== PROBLEM ==
Tally the lines of the data that include the word "icon" and state the total, nothing else.
◇ ◇ ◇ ◇ ◇ ◇ ◇
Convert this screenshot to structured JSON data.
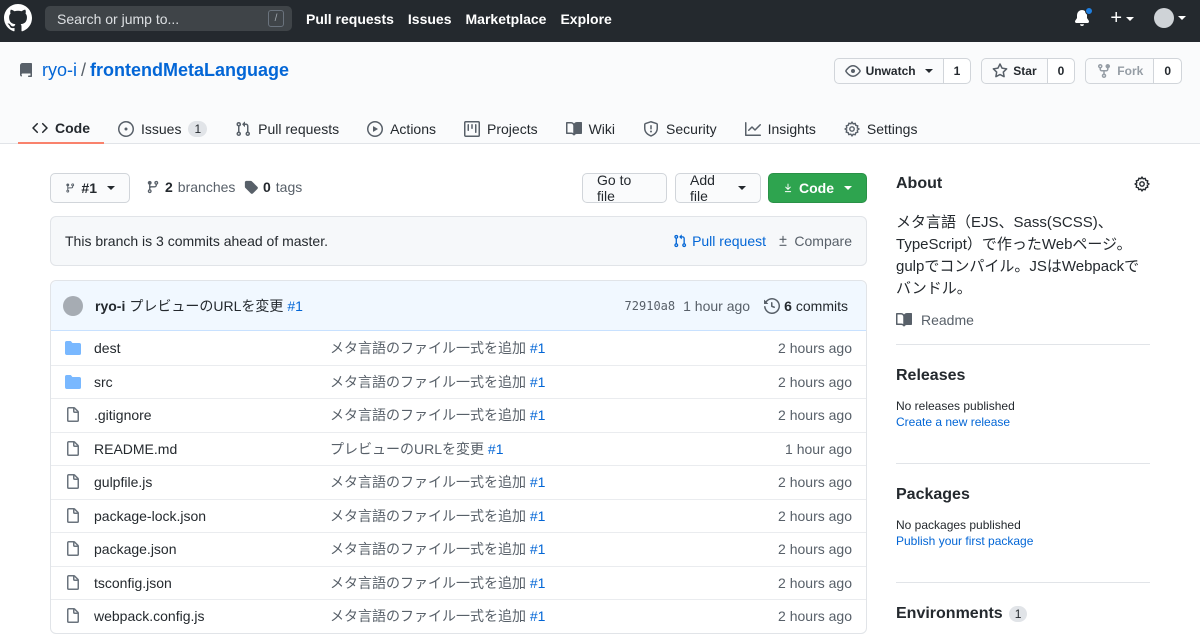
{
  "header": {
    "search_placeholder": "Search or jump to...",
    "search_shortcut": "/",
    "nav": [
      "Pull requests",
      "Issues",
      "Marketplace",
      "Explore"
    ]
  },
  "repo": {
    "owner": "ryo-i",
    "separator": "/",
    "name": "frontendMetaLanguage",
    "watch": {
      "label": "Unwatch",
      "count": "1"
    },
    "star": {
      "label": "Star",
      "count": "0"
    },
    "fork": {
      "label": "Fork",
      "count": "0"
    }
  },
  "tabs": [
    {
      "label": "Code",
      "icon": "code-icon",
      "active": true
    },
    {
      "label": "Issues",
      "icon": "issue-icon",
      "counter": "1"
    },
    {
      "label": "Pull requests",
      "icon": "pull-request-icon"
    },
    {
      "label": "Actions",
      "icon": "play-icon"
    },
    {
      "label": "Projects",
      "icon": "project-icon"
    },
    {
      "label": "Wiki",
      "icon": "book-icon"
    },
    {
      "label": "Security",
      "icon": "shield-icon"
    },
    {
      "label": "Insights",
      "icon": "graph-icon"
    },
    {
      "label": "Settings",
      "icon": "gear-icon"
    }
  ],
  "toolbar": {
    "branch": "#1",
    "branches_count": "2",
    "branches_label": "branches",
    "tags_count": "0",
    "tags_label": "tags",
    "go_to_file": "Go to file",
    "add_file": "Add file",
    "code": "Code"
  },
  "ahead": {
    "text": "This branch is 3 commits ahead of master.",
    "pull_request": "Pull request",
    "compare": "Compare"
  },
  "commit": {
    "author": "ryo-i",
    "message": "プレビューのURLを変更",
    "issue": "#1",
    "sha": "72910a8",
    "time": "1 hour ago",
    "commits_count": "6",
    "commits_label": "commits"
  },
  "files": [
    {
      "name": "dest",
      "type": "dir",
      "message": "メタ言語のファイル一式を追加",
      "issue": "#1",
      "age": "2 hours ago"
    },
    {
      "name": "src",
      "type": "dir",
      "message": "メタ言語のファイル一式を追加",
      "issue": "#1",
      "age": "2 hours ago"
    },
    {
      "name": ".gitignore",
      "type": "file",
      "message": "メタ言語のファイル一式を追加",
      "issue": "#1",
      "age": "2 hours ago"
    },
    {
      "name": "README.md",
      "type": "file",
      "message": "プレビューのURLを変更",
      "issue": "#1",
      "age": "1 hour ago"
    },
    {
      "name": "gulpfile.js",
      "type": "file",
      "message": "メタ言語のファイル一式を追加",
      "issue": "#1",
      "age": "2 hours ago"
    },
    {
      "name": "package-lock.json",
      "type": "file",
      "message": "メタ言語のファイル一式を追加",
      "issue": "#1",
      "age": "2 hours ago"
    },
    {
      "name": "package.json",
      "type": "file",
      "message": "メタ言語のファイル一式を追加",
      "issue": "#1",
      "age": "2 hours ago"
    },
    {
      "name": "tsconfig.json",
      "type": "file",
      "message": "メタ言語のファイル一式を追加",
      "issue": "#1",
      "age": "2 hours ago"
    },
    {
      "name": "webpack.config.js",
      "type": "file",
      "message": "メタ言語のファイル一式を追加",
      "issue": "#1",
      "age": "2 hours ago"
    }
  ],
  "sidebar": {
    "about_title": "About",
    "description": "メタ言語（EJS、Sass(SCSS)、TypeScript）で作ったWebページ。gulpでコンパイル。JSはWebpackでバンドル。",
    "readme": "Readme",
    "releases_title": "Releases",
    "releases_text": "No releases published",
    "releases_link": "Create a new release",
    "packages_title": "Packages",
    "packages_text": "No packages published",
    "packages_link": "Publish your first package",
    "environments_title": "Environments",
    "environments_count": "1"
  },
  "colors": {
    "header_bg": "#24292e",
    "link": "#0366d6",
    "green_button": "#2ea44f",
    "active_tab_border": "#f9826c"
  }
}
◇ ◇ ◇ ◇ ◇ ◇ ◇
== RESULT ==
9